Information supplied:
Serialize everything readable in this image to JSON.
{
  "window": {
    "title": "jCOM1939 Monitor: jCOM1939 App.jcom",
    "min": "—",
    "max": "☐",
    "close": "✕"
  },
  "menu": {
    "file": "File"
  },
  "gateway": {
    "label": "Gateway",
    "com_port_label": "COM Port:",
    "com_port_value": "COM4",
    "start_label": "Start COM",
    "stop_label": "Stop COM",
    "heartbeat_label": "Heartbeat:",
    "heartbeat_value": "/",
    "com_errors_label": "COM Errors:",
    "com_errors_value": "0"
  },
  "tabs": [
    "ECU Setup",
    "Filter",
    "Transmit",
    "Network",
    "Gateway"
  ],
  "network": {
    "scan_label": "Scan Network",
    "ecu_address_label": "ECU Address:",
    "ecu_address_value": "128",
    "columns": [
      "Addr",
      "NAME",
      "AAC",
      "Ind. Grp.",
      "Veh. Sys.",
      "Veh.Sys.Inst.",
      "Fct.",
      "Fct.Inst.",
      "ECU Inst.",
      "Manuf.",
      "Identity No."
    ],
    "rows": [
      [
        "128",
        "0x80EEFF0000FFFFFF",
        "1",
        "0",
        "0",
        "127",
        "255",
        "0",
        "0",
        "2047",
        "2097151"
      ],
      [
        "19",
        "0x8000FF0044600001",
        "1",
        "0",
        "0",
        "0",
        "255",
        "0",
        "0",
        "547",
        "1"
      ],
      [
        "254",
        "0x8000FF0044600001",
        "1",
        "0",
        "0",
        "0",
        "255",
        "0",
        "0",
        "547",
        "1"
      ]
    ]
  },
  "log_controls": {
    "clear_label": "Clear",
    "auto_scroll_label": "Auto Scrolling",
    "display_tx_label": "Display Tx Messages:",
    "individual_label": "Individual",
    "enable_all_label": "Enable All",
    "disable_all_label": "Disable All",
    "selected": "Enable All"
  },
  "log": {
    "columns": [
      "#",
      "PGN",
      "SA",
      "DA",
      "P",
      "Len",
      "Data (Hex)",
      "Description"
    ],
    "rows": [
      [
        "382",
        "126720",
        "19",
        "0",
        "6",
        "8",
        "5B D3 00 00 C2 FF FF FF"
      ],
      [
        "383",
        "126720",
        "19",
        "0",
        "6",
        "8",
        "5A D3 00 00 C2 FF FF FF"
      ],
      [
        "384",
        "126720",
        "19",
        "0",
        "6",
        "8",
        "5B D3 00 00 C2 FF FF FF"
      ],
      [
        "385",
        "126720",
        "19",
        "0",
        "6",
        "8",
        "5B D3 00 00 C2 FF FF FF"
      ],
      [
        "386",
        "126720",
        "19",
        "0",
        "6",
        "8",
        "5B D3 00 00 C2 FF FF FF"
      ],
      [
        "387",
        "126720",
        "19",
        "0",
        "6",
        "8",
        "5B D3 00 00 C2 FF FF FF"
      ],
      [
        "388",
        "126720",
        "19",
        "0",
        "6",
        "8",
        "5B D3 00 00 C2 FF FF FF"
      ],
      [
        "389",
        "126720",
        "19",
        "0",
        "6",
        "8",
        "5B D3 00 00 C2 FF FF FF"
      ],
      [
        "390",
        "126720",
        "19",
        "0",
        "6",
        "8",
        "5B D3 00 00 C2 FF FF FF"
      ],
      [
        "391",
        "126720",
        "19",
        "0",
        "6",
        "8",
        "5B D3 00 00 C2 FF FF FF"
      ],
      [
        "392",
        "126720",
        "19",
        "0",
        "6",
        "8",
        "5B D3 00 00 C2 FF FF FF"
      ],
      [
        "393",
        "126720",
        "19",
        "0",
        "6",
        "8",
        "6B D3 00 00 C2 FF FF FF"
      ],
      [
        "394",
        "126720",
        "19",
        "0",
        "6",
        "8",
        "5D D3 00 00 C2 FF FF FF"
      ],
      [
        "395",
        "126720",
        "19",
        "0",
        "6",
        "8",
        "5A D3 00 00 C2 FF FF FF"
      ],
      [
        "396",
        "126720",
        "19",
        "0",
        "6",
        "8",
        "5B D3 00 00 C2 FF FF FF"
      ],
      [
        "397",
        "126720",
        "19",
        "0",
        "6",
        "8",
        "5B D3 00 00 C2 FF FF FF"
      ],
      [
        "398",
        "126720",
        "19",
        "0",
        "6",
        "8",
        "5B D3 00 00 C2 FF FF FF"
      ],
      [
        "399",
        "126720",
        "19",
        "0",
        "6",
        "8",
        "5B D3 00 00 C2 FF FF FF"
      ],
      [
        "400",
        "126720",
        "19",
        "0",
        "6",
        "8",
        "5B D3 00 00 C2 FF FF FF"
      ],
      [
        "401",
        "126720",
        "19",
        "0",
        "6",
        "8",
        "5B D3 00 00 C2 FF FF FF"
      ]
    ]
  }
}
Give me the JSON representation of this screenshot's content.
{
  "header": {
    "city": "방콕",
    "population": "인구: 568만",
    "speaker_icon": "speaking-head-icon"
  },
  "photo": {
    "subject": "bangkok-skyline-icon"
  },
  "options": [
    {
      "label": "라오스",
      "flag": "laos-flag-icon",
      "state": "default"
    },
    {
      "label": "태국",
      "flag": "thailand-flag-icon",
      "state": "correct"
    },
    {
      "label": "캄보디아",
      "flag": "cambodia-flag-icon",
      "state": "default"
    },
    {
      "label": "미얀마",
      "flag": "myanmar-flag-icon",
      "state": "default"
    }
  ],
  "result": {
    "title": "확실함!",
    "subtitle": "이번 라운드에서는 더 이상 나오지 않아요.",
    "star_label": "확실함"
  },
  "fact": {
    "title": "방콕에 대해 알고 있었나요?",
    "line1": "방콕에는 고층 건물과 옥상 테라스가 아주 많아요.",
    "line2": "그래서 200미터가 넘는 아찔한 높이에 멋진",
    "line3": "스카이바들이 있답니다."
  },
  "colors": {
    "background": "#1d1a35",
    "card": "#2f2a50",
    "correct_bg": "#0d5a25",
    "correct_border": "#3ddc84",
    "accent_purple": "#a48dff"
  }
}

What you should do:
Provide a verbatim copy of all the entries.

Solution to this exercise:
Serialize everything readable in this image to JSON.
{
  "window": {
    "title": "jCOM1939 Monitor: jCOM1939 App.jcom",
    "min": "—",
    "max": "☐",
    "close": "✕"
  },
  "menu": {
    "file": "File"
  },
  "gateway": {
    "label": "Gateway",
    "com_port_label": "COM Port:",
    "com_port_value": "COM4",
    "start_label": "Start COM",
    "stop_label": "Stop COM",
    "heartbeat_label": "Heartbeat:",
    "heartbeat_value": "/",
    "com_errors_label": "COM Errors:",
    "com_errors_value": "0"
  },
  "tabs": [
    "ECU Setup",
    "Filter",
    "Transmit",
    "Network",
    "Gateway"
  ],
  "network": {
    "scan_label": "Scan Network",
    "ecu_address_label": "ECU Address:",
    "ecu_address_value": "128",
    "columns": [
      "Addr",
      "NAME",
      "AAC",
      "Ind. Grp.",
      "Veh. Sys.",
      "Veh.Sys.Inst.",
      "Fct.",
      "Fct.Inst.",
      "ECU Inst.",
      "Manuf.",
      "Identity No."
    ],
    "rows": [
      [
        "128",
        "0x80EEFF0000FFFFFF",
        "1",
        "0",
        "0",
        "127",
        "255",
        "0",
        "0",
        "2047",
        "2097151"
      ],
      [
        "19",
        "0x8000FF0044600001",
        "1",
        "0",
        "0",
        "0",
        "255",
        "0",
        "0",
        "547",
        "1"
      ],
      [
        "254",
        "0x8000FF0044600001",
        "1",
        "0",
        "0",
        "0",
        "255",
        "0",
        "0",
        "547",
        "1"
      ]
    ]
  },
  "log_controls": {
    "clear_label": "Clear",
    "auto_scroll_label": "Auto Scrolling",
    "display_tx_label": "Display Tx Messages:",
    "individual_label": "Individual",
    "enable_all_label": "Enable All",
    "disable_all_label": "Disable All",
    "selected": "Enable All"
  },
  "log": {
    "columns": [
      "#",
      "PGN",
      "SA",
      "DA",
      "P",
      "Len",
      "Data (Hex)",
      "Description"
    ],
    "rows": [
      [
        "382",
        "126720",
        "19",
        "0",
        "6",
        "8",
        "5B D3 00 00 C2 FF FF FF"
      ],
      [
        "383",
        "126720",
        "19",
        "0",
        "6",
        "8",
        "5A D3 00 00 C2 FF FF FF"
      ],
      [
        "384",
        "126720",
        "19",
        "0",
        "6",
        "8",
        "5B D3 00 00 C2 FF FF FF"
      ],
      [
        "385",
        "126720",
        "19",
        "0",
        "6",
        "8",
        "5B D3 00 00 C2 FF FF FF"
      ],
      [
        "386",
        "126720",
        "19",
        "0",
        "6",
        "8",
        "5B D3 00 00 C2 FF FF FF"
      ],
      [
        "387",
        "126720",
        "19",
        "0",
        "6",
        "8",
        "5B D3 00 00 C2 FF FF FF"
      ],
      [
        "388",
        "126720",
        "19",
        "0",
        "6",
        "8",
        "5B D3 00 00 C2 FF FF FF"
      ],
      [
        "389",
        "126720",
        "19",
        "0",
        "6",
        "8",
        "5B D3 00 00 C2 FF FF FF"
      ],
      [
        "390",
        "126720",
        "19",
        "0",
        "6",
        "8",
        "5B D3 00 00 C2 FF FF FF"
      ],
      [
        "391",
        "126720",
        "19",
        "0",
        "6",
        "8",
        "5B D3 00 00 C2 FF FF FF"
      ],
      [
        "392",
        "126720",
        "19",
        "0",
        "6",
        "8",
        "5B D3 00 00 C2 FF FF FF"
      ],
      [
        "393",
        "126720",
        "19",
        "0",
        "6",
        "8",
        "6B D3 00 00 C2 FF FF FF"
      ],
      [
        "394",
        "126720",
        "19",
        "0",
        "6",
        "8",
        "5D D3 00 00 C2 FF FF FF"
      ],
      [
        "395",
        "126720",
        "19",
        "0",
        "6",
        "8",
        "5A D3 00 00 C2 FF FF FF"
      ],
      [
        "396",
        "126720",
        "19",
        "0",
        "6",
        "8",
        "5B D3 00 00 C2 FF FF FF"
      ],
      [
        "397",
        "126720",
        "19",
        "0",
        "6",
        "8",
        "5B D3 00 00 C2 FF FF FF"
      ],
      [
        "398",
        "126720",
        "19",
        "0",
        "6",
        "8",
        "5B D3 00 00 C2 FF FF FF"
      ],
      [
        "399",
        "126720",
        "19",
        "0",
        "6",
        "8",
        "5B D3 00 00 C2 FF FF FF"
      ],
      [
        "400",
        "126720",
        "19",
        "0",
        "6",
        "8",
        "5B D3 00 00 C2 FF FF FF"
      ],
      [
        "401",
        "126720",
        "19",
        "0",
        "6",
        "8",
        "5B D3 00 00 C2 FF FF FF"
      ]
    ]
  }
}
Give me the JSON representation of this screenshot's content.
{
  "header": {
    "city": "방콕",
    "population": "인구: 568만",
    "speaker_icon": "speaking-head-icon"
  },
  "photo": {
    "subject": "bangkok-skyline-icon"
  },
  "options": [
    {
      "label": "라오스",
      "flag": "laos-flag-icon",
      "state": "default"
    },
    {
      "label": "태국",
      "flag": "thailand-flag-icon",
      "state": "correct"
    },
    {
      "label": "캄보디아",
      "flag": "cambodia-flag-icon",
      "state": "default"
    },
    {
      "label": "미얀마",
      "flag": "myanmar-flag-icon",
      "state": "default"
    }
  ],
  "result": {
    "title": "확실함!",
    "subtitle": "이번 라운드에서는 더 이상 나오지 않아요.",
    "star_label": "확실함"
  },
  "fact": {
    "title": "방콕에 대해 알고 있었나요?",
    "line1": "방콕에는 고층 건물과 옥상 테라스가 아주 많아요.",
    "line2": "그래서 200미터가 넘는 아찔한 높이에 멋진",
    "line3": "스카이바들이 있답니다."
  },
  "colors": {
    "background": "#1d1a35",
    "card": "#2f2a50",
    "correct_bg": "#0d5a25",
    "correct_border": "#3ddc84",
    "accent_purple": "#a48dff"
  }
}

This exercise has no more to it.